*** Block opens ***

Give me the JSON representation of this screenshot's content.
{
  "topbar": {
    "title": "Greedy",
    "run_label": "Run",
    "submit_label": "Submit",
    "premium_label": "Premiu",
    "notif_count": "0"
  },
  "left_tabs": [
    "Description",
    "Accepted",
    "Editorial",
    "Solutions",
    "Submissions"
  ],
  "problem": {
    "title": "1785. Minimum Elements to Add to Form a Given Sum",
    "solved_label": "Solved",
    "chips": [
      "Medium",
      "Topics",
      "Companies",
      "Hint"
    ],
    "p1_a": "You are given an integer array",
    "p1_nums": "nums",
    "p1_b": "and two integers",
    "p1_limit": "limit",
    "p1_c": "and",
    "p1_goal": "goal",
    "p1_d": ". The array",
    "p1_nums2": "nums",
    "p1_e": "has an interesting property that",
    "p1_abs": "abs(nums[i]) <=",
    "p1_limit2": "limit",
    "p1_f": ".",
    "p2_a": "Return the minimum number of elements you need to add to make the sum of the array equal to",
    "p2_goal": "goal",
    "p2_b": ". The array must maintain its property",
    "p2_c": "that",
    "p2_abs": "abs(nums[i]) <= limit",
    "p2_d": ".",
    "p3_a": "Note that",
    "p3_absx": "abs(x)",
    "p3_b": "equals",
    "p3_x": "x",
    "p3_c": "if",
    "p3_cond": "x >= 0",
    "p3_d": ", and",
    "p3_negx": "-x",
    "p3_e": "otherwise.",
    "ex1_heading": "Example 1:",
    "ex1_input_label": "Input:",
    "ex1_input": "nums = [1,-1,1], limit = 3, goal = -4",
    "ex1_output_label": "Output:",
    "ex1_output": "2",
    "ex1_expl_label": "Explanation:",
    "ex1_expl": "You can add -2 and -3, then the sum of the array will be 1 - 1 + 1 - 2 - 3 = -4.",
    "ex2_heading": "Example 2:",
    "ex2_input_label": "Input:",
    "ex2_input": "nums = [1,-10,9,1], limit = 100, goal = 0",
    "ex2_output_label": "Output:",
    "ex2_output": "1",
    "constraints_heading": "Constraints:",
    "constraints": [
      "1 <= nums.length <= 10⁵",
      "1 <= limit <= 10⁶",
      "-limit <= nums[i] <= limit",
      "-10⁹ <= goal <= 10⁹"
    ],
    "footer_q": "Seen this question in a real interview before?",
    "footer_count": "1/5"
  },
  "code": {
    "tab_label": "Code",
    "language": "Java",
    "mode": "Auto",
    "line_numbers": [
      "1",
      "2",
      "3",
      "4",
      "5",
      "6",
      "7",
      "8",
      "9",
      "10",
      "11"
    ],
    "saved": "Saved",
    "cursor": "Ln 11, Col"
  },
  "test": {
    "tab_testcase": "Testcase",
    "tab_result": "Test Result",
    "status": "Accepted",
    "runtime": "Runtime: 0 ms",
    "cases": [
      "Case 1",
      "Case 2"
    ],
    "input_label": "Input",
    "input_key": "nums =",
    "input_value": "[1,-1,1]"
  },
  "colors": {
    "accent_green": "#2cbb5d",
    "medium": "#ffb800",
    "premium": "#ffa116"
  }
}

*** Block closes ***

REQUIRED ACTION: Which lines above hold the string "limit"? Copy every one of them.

RESPONSE TO THE TASK:
    "p1_limit": "limit",
    "p1_limit2": "limit",
    "p2_abs": "abs(nums[i]) <= limit",
    "ex1_input": "nums = [1,-1,1], limit = 3, goal = -4",
    "ex2_input": "nums = [1,-10,9,1], limit = 100, goal = 0",
      "1 <= limit <= 10⁶",
      "-limit <= nums[i] <= limit",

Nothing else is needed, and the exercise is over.